In Chapter Two, "Death in the Fog," Sam Spade gets a phone call in the middle of the night telling him his partner Miles Archer has been shot dead. Spade gets out of bed and takes his time about dressing. Naturally he is disturbed by the news, but he is always in control of his emotions. Dashiell Hammett describes his clothing in detail. Several items of his apparel now seem old-fashioned.
He put on a thin white union-suit, grey socks, black garters, and dark brown shoes. When he had fastened his shoes he picked up the telephone, called Graystone 4500, and ordered a taxicab. He put on a green-striped white shirt, a soft white collar, a green necktie, the grey suit he had worn that day, a loose tweed overcoat, and a dark grey hat.
Most people today would not even know what a union suit was. It was a combination undershirt and underpants all in one. The upper part had short sleeves. The whole union suit buttoned in front. Few men wear garters anymore, but they were necessary in those days to hold up the socks, which were usually made of wool. There was hardly any synthetic clothing material. Men's and women's clothes were made of wool, cotton, or silk. Men had detachable collars for their shirts. They could change the collars but wear the same shirt for several days. All men who lived in cities wore hats, which is an item of apparel that most men and women are giving up. Spade's trousers probably were held up by suspenders, although Hammett does not include this information. The grey suit almost certainly includes a vest, another item that has virtually disappeared in men's apparel.
The Maltese Falcon was originally published in 1929. A lot has changed since then. San Francisco had a much smaller population. The Golden Gate Bridge and the Oakland Bay Bridge did not exist. There was considerable ferry-boat traffic on the bay. Alcatraz was still a federal prison. Spade gets around in taxis, streetcars, and on foot. Apparently he does not even own a car. Later in the story when he goes down the Peninsula on a wild goose chase, he hires a limousine to take him to Burlingame and back to the city.

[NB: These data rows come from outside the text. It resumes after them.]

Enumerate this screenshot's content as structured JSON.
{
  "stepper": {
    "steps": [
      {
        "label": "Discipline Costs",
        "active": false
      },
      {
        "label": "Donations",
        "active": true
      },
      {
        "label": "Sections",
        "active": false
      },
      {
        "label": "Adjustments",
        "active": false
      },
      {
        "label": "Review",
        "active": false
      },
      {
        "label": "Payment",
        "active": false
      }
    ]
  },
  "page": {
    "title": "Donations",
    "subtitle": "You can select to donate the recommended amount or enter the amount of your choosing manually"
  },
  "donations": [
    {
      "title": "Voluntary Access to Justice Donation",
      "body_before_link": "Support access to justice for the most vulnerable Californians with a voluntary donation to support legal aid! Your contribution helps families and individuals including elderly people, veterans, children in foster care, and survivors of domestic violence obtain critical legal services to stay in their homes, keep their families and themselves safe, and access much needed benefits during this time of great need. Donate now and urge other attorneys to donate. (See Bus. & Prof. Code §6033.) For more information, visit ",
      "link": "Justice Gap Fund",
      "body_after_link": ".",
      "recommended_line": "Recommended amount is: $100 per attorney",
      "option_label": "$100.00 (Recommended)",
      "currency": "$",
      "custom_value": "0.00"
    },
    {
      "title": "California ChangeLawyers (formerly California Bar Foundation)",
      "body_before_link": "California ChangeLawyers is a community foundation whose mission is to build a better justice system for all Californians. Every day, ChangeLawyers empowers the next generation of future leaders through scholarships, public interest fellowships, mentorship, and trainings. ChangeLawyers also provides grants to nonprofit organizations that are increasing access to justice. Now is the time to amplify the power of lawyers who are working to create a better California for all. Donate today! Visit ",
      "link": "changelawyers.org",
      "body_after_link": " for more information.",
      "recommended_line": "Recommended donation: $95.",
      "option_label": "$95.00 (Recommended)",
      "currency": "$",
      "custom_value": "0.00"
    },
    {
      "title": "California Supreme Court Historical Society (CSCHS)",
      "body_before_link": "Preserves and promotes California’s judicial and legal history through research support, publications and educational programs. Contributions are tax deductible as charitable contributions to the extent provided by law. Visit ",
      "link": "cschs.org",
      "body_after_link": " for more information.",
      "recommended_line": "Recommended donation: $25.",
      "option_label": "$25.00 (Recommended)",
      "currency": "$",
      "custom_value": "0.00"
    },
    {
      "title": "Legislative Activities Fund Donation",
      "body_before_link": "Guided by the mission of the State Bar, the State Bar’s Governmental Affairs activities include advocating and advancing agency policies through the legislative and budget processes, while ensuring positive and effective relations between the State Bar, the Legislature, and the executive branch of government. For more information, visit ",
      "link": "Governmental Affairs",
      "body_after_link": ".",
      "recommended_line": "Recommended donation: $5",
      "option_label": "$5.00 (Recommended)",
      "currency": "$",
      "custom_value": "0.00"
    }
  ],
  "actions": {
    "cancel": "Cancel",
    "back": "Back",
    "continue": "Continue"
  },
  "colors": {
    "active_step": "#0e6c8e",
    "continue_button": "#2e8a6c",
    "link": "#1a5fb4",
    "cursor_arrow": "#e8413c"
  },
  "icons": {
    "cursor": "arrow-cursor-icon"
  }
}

It is interesting to compare Sam Spade's clothing in The Maltese Falcon with that of Raymond Chandler's Philip Marlowe in The Big Sleep, a novel which was published approximately ten years later.

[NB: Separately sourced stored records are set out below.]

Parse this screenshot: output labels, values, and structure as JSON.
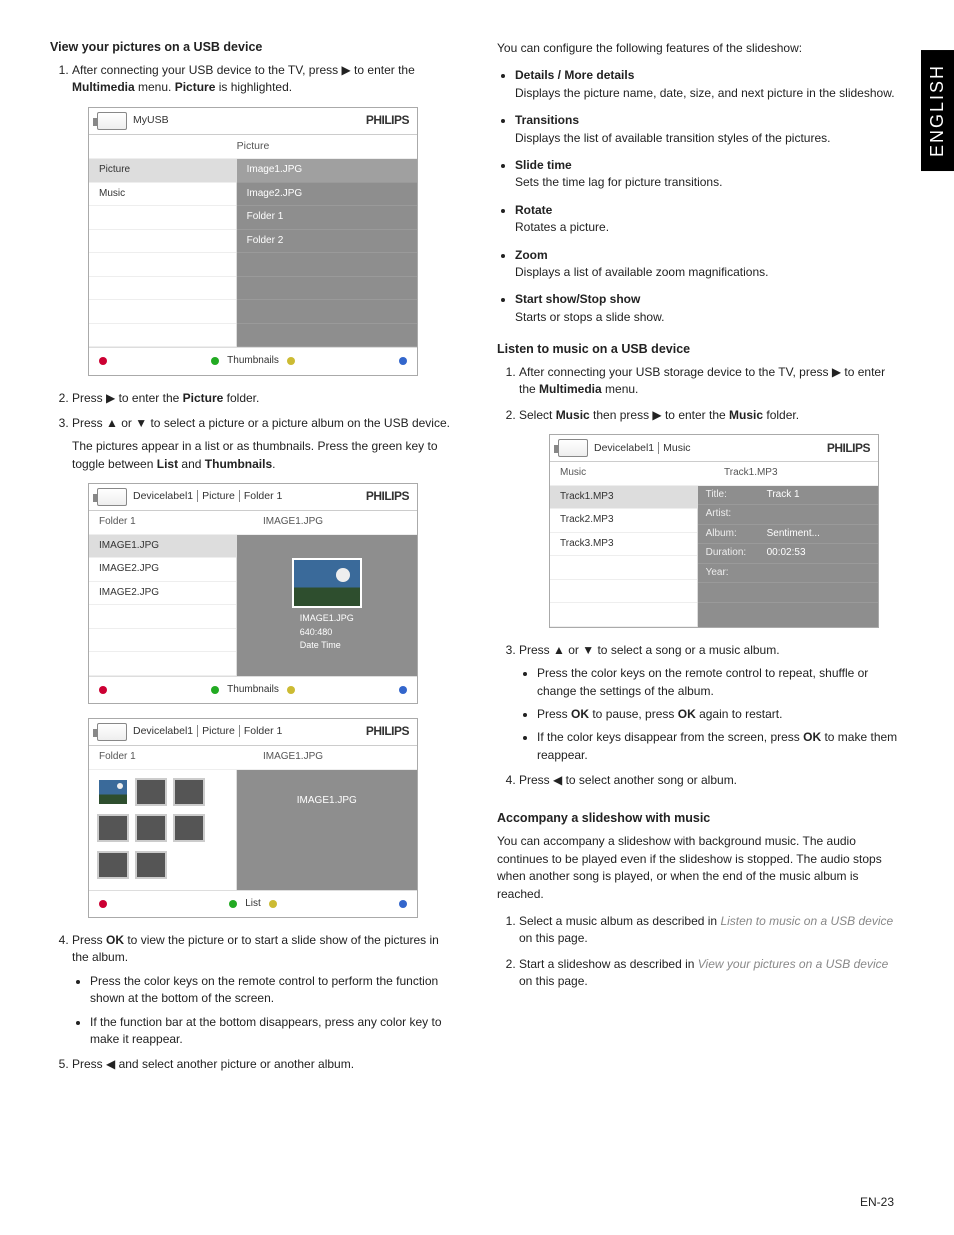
{
  "lang_tab": "ENGLISH",
  "page_number": "EN-23",
  "brand": "PHILIPS",
  "arrows": {
    "right": "▶",
    "left": "◀",
    "up": "▲",
    "down": "▼"
  },
  "left": {
    "h_view": "View your pictures on a USB device",
    "step1_a": "After connecting your USB device to the TV, press ",
    "step1_b": " to enter the ",
    "step1_c": " menu.  ",
    "step1_d": " is highlighted.",
    "multimedia": "Multimedia",
    "picture": "Picture",
    "step2_a": "Press ",
    "step2_b": " to enter the ",
    "step2_c": " folder.",
    "step3_a": "Press ",
    "step3_b": " or ",
    "step3_c": " to select a picture or a picture album on the USB device.",
    "step3_p2_a": "The pictures appear in a list or as thumbnails.  Press the green key to toggle between ",
    "step3_p2_b": " and ",
    "step3_p2_c": ".",
    "list": "List",
    "thumbnails": "Thumbnails",
    "step4_a": "Press ",
    "step4_b": " to view the picture or to start a slide show of the pictures in the album.",
    "ok": "OK",
    "step4_sub1": "Press the color keys on the remote control to perform the function shown at the bottom of the screen.",
    "step4_sub2": "If the function bar at the bottom disappears, press any color key to make it reappear.",
    "step5_a": "Press ",
    "step5_b": " and select another picture or another album."
  },
  "right": {
    "intro": "You can configure the following features of the slideshow:",
    "features": [
      {
        "t": "Details / More details",
        "d": "Displays the picture name, date, size, and next picture in the slideshow."
      },
      {
        "t": "Transitions",
        "d": "Displays the list of available transition styles of the pictures."
      },
      {
        "t": "Slide time",
        "d": "Sets the time lag for picture transitions."
      },
      {
        "t": "Rotate",
        "d": "Rotates a picture."
      },
      {
        "t": "Zoom",
        "d": "Displays a list of available zoom magnifications."
      },
      {
        "t": "Start show/Stop show",
        "d": "Starts or stops a slide show."
      }
    ],
    "h_listen": "Listen to music on a USB device",
    "l_step1_a": "After connecting your USB storage device to the TV, press ",
    "l_step1_b": " to enter the ",
    "l_step1_c": " menu.",
    "l_step2_a": "Select ",
    "l_step2_b": " then press ",
    "l_step2_c": " to enter the ",
    "l_step2_d": " folder.",
    "music": "Music",
    "l_step3_a": "Press ",
    "l_step3_b": " or ",
    "l_step3_c": " to select a song or a music album.",
    "l_sub1": "Press the color keys on the remote control to repeat, shuffle or change the settings of the album.",
    "l_sub2_a": "Press ",
    "l_sub2_b": " to pause, press ",
    "l_sub2_c": " again to restart.",
    "l_sub3_a": "If the color keys disappear from the screen, press ",
    "l_sub3_b": " to make them reappear.",
    "l_step4_a": "Press ",
    "l_step4_b": " to select another song or album.",
    "h_accompany": "Accompany a slideshow with music",
    "acc_intro": "You can accompany a slideshow with background music.  The audio continues to be played even if the slideshow is stopped.  The audio stops when another song is played, or when the end of the music album is reached.",
    "acc_s1_a": "Select a music album as described in ",
    "acc_s1_b": "Listen to music on a USB device",
    "acc_s1_c": " on this page.",
    "acc_s2_a": "Start a slideshow as described in ",
    "acc_s2_b": "View your pictures on a USB device",
    "acc_s2_c": " on this page."
  },
  "ui1": {
    "crumb": "MyUSB",
    "left_title": "",
    "right_title": "Picture",
    "left_items": [
      "Picture",
      "Music"
    ],
    "right_items": [
      "Image1.JPG",
      "Image2.JPG",
      "Folder 1",
      "Folder 2"
    ],
    "footer": "Thumbnails"
  },
  "ui2": {
    "crumb1": "Devicelabel1",
    "crumb2": "Picture",
    "crumb3": "Folder 1",
    "left_title": "Folder 1",
    "right_title": "IMAGE1.JPG",
    "left_items": [
      "IMAGE1.JPG",
      "IMAGE2.JPG",
      "IMAGE2.JPG"
    ],
    "preview_name": "IMAGE1.JPG",
    "preview_res": "640:480",
    "preview_date": "Date   Time",
    "footer": "Thumbnails"
  },
  "ui3": {
    "crumb1": "Devicelabel1",
    "crumb2": "Picture",
    "crumb3": "Folder 1",
    "left_title": "Folder 1",
    "right_title": "IMAGE1.JPG",
    "thumb_label": "IMAGE1.JPG",
    "footer": "List"
  },
  "ui4": {
    "crumb1": "Devicelabel1",
    "crumb2": "Music",
    "left_title": "Music",
    "right_title": "Track1.MP3",
    "left_items": [
      "Track1.MP3",
      "Track2.MP3",
      "Track3.MP3"
    ],
    "meta": [
      {
        "k": "Title:",
        "v": "Track 1"
      },
      {
        "k": "Artist:",
        "v": ""
      },
      {
        "k": "Album:",
        "v": "Sentiment..."
      },
      {
        "k": "Duration:",
        "v": "00:02:53"
      },
      {
        "k": "Year:",
        "v": ""
      }
    ]
  }
}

I was wearing my powder-blue suit, with dark blue shirt, tie and display handkerchief, black brogues, black wool socks with dark blue clocks on them.

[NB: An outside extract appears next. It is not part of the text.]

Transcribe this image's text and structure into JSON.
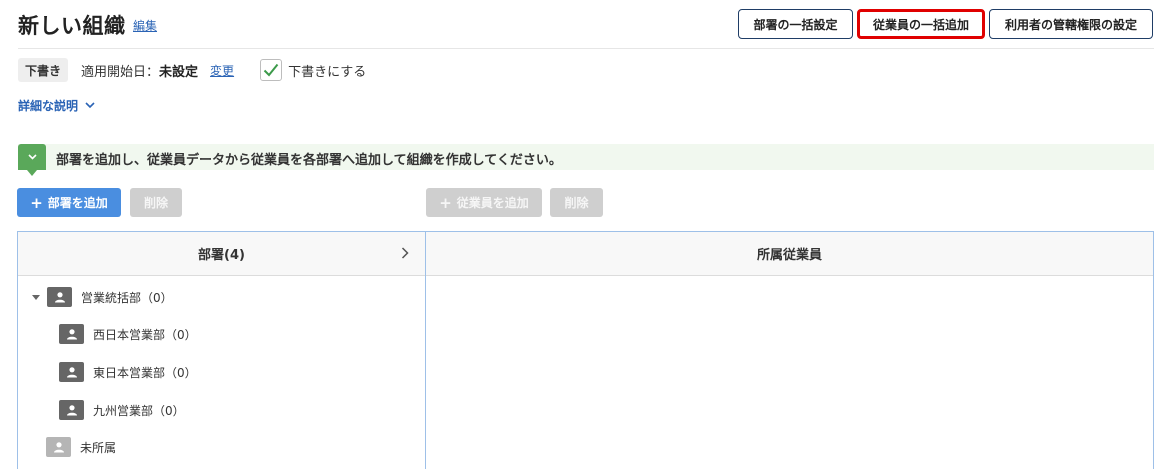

"Clocks" on men's dress socks were long decorative embroidered strips. They are rarely if ever seen anymore. A clock was on the the right side of one sock and on the left side of the other, so that a man would know which sock belonged on which foot. They would be word so that the clock was showing on the outside of each ankle. Men's socks in the twenties were much longer. By 1939 most men were wearing socks that only covered the feet and ankles. Most women were still wearing dresses and skirts in 1939, and they wore long silk stockings. World War II began in Europe in 1939. When the U.S. got actively involved in late 1941, it became impossible to obtain silk from the Far East. This spurred the development of nylon stockings, which were much more durable.
Sam Spade and Philip Marlowe operated in two very different California cities, San Francisco and Los Angeles. Hollywood was having a strong influence on men's fashions by 1939. Marlowe is probably not wearing garters, a vest, or a hat--and certainly not a union suit or a shirt with a detachable collar. Spade needed an overcoat in San Francisco, like every other man who lived in that cold, windy, foggy city. But Philip Marlowe probably doesn't even own an overcoat in Los Angeles, although he does have a raincoat. He gets around in his own car because he couldn't operate in a sprawling city like Los Angeles without one. Automobiles play important roles in The Big Sleep. There is a black Buick limousine, a Packard convertible, and a gray Plymouth sedan, among others.